Work instructions> From the material below, copy each line that holds the word "Still".

Records provided>
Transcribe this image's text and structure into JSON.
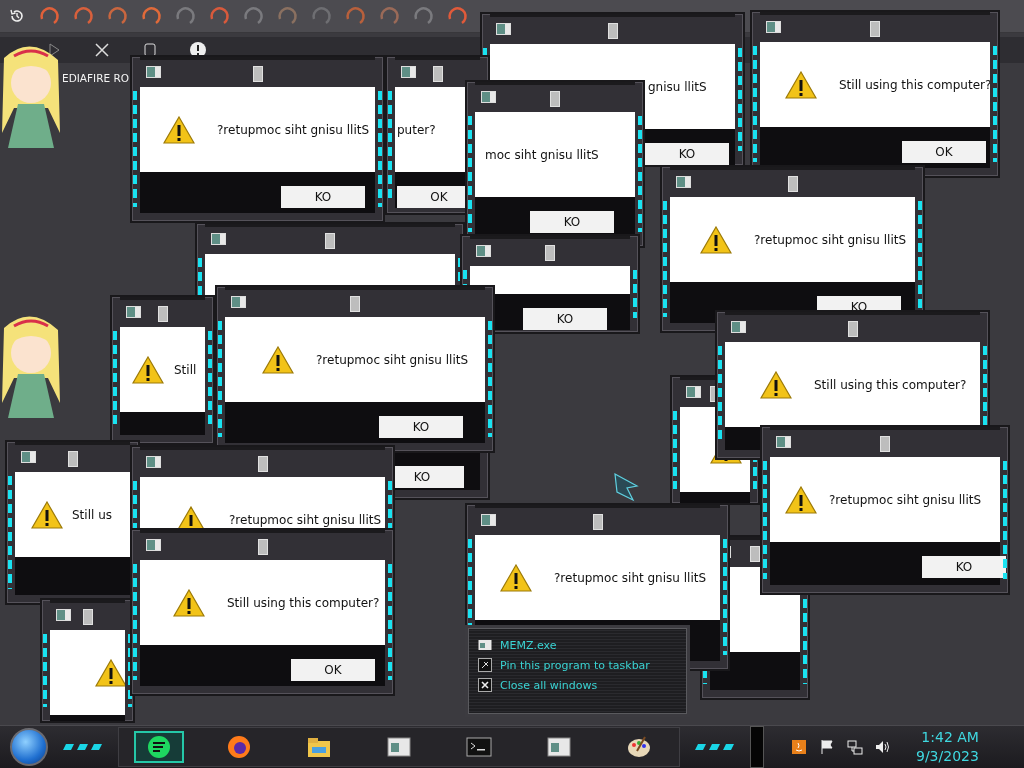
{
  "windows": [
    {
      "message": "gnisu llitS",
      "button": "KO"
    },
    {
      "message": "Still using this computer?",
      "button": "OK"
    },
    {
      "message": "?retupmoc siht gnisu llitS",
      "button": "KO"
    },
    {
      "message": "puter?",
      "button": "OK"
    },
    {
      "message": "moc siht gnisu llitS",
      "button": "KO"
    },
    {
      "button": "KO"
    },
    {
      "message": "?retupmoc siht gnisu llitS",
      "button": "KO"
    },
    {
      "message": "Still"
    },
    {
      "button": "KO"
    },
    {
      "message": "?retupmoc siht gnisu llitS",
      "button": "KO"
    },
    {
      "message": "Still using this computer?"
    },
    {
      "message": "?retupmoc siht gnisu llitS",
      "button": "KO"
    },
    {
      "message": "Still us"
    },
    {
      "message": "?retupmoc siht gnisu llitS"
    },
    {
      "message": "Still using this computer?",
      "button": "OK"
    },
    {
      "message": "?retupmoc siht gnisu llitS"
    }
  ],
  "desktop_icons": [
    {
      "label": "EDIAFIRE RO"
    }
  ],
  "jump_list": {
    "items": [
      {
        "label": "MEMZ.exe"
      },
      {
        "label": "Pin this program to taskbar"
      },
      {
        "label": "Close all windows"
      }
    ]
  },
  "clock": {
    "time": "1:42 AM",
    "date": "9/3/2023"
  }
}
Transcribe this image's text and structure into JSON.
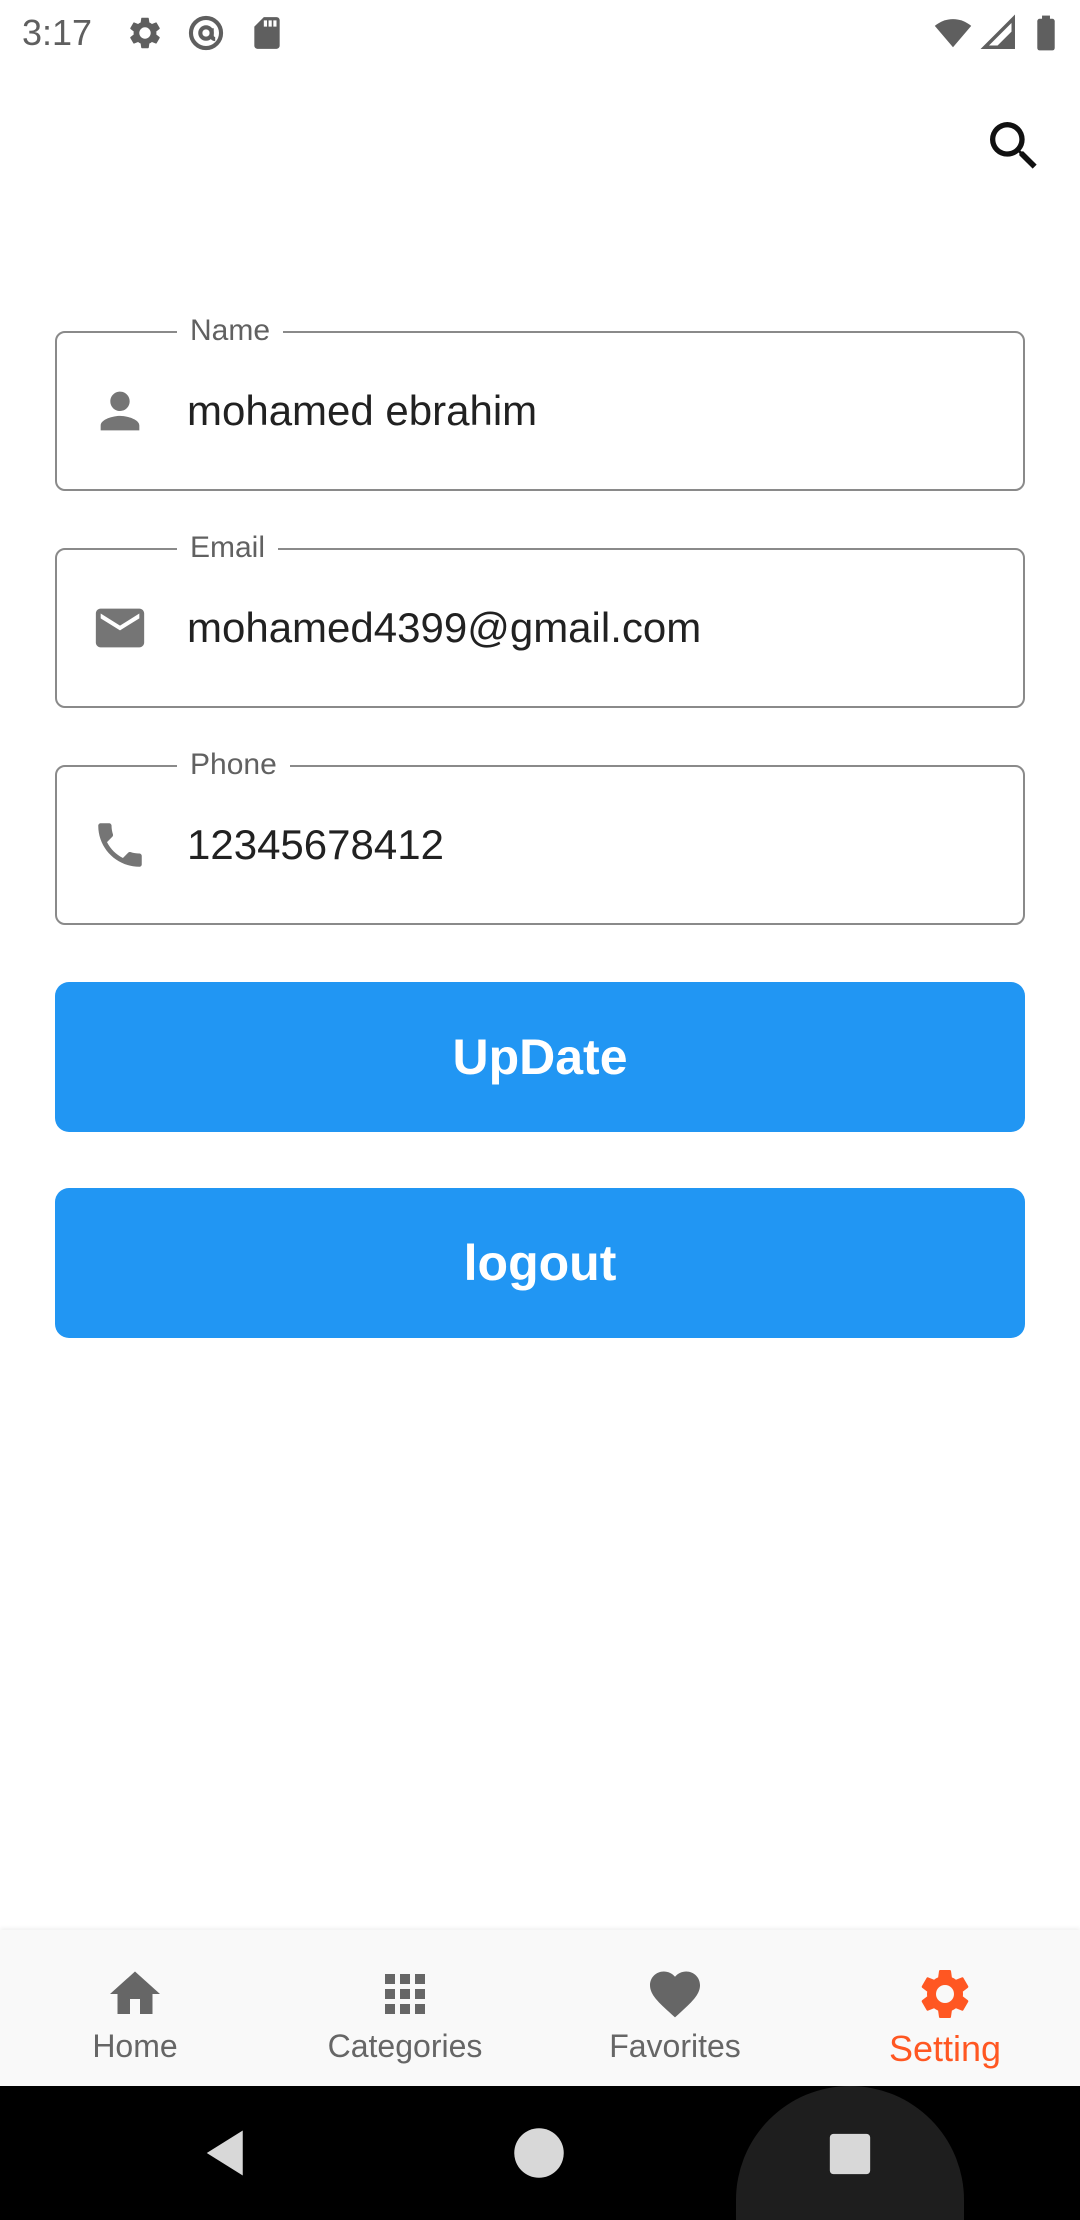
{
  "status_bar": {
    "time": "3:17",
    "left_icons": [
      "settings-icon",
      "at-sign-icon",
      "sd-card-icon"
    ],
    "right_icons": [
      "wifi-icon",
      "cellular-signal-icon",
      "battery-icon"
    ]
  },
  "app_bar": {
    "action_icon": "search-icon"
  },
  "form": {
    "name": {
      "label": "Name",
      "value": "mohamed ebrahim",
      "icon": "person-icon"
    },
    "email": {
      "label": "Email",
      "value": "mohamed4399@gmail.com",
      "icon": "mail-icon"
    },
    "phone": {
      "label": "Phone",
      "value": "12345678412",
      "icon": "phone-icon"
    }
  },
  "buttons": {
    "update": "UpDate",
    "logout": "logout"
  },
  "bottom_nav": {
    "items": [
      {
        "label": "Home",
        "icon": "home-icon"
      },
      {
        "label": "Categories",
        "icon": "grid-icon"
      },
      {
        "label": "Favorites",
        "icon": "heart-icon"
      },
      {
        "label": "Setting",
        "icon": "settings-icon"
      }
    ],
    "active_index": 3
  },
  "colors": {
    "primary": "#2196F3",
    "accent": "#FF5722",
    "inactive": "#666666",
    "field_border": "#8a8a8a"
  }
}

Expected answer>
      "message": "Still using this computer?",
      "message": "Still"
      "message": "Still using this computer?"
      "message": "Still us"
      "message": "Still using this computer?",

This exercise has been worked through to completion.